This project could not find by extensive literature review any suitable organisations or cases for positive engagement in Europe, but we discussed that community-based civic activities on radioactivity monitoring in Japan as the third type of citizen science and showed how general citizens actively and positively engage with the negative impacts of scientific development. I also found that one of the societal conditions under which people can positively engage with science is traceability. The overemphasis of identifiability in EU GDPR and other legislation undervalues the origin, process and utility of the data and prevents a sense of sharing in the spirit of open science between donors and users. Traceability is a probably a more appropriate openness-related function than transparency and accessibility and elicits a more positive attitude from research participants.

- Exploitation and dissemination

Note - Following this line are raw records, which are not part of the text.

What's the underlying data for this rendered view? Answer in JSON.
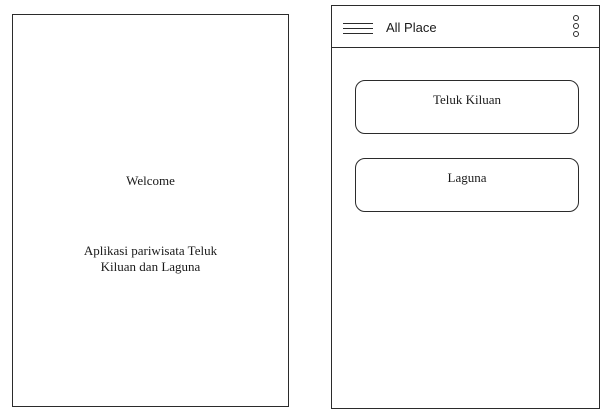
{
  "splash": {
    "welcome_text": "Welcome",
    "description_lines": [
      "Aplikasi pariwisata Teluk",
      "Kiluan dan Laguna"
    ]
  },
  "place_list": {
    "title": "All Place",
    "menu_icon": "hamburger-icon",
    "overflow_icon": "vertical-dots-icon",
    "items": [
      {
        "label": "Teluk Kiluan"
      },
      {
        "label": "Laguna"
      }
    ]
  }
}
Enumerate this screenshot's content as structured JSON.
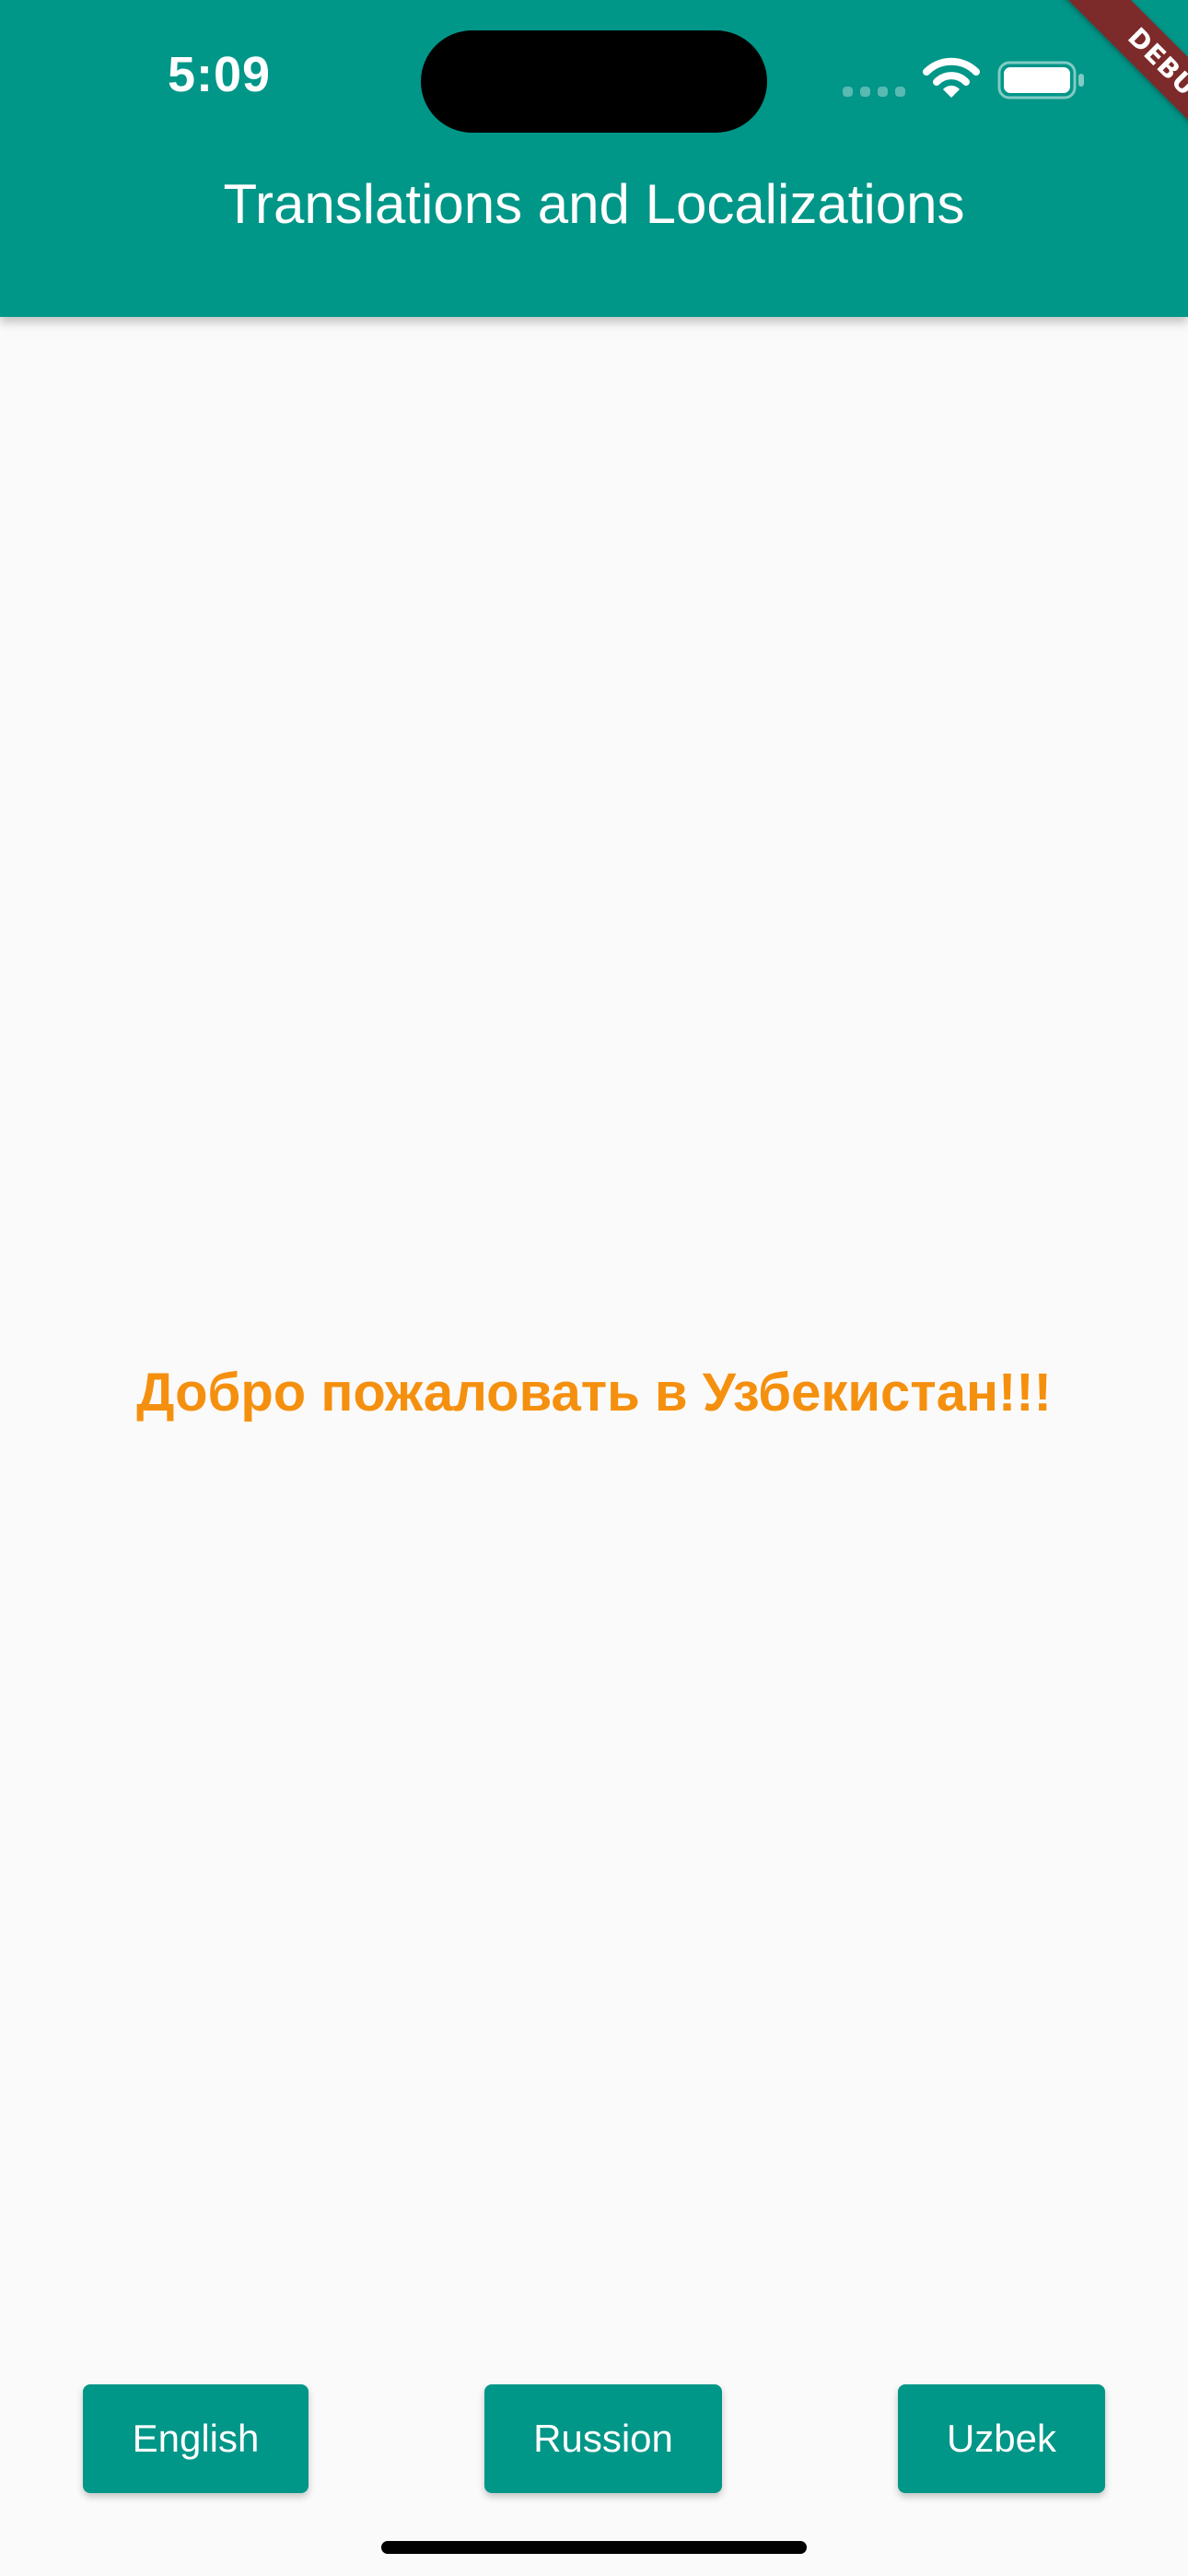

While organising two OsloMet Workshops, this project was associated with a number of international and interdisciplinary workshops and meetings, including Norway-Japan alumni and researcher gathering, Belgium-Japan citizen science workshop, Molecular Robotics annual meeting, UK-Japan RRI workshop, STIG PoP seminar, Belgium-Japan STS workshop, and International biotech and AI Workshop. In addition to a number of academic articles and presentations, I also contributed to policy reports for National Diet Library and Cabinet Office in Japan, an island magazine, JSPS Stockholm Newsletter and a book on incertitude of science.
First, this project explicitly draws useful lessons of how to identify, approach and engage a diversity of publics – marginalised publics in particular – by stressing the idea of place and mobility in the theory and practice of public engagement. It will give profound implications about wider and more positive public engagement in the divided world. Second, this project suggests to reframe responsible research and innovation (RRI) and open science and innovation (OSI) by examining the concept and practice of openness. Particularly in the context of Horizon Europe, which is likely to dilute the idea of RRI by highlighting OSI, I have repeatedly given the warning that the emphasis on openness may downplay the role of diversity and directionality which the idea of RRI implies. Underlining traceability as an openness-related function in a high-impact science journal can also be regarded as a part of our public awareness activities. Third, as public engagement is still regarded often as non-essential and demanding for the scientific development, we have been developing a transdisciplinary, problem-based, and community-oriented approach to future academic research and higher education. This local activity will produce a new synergetic movement of research, education and community development for the academy of the future.
Positive engagement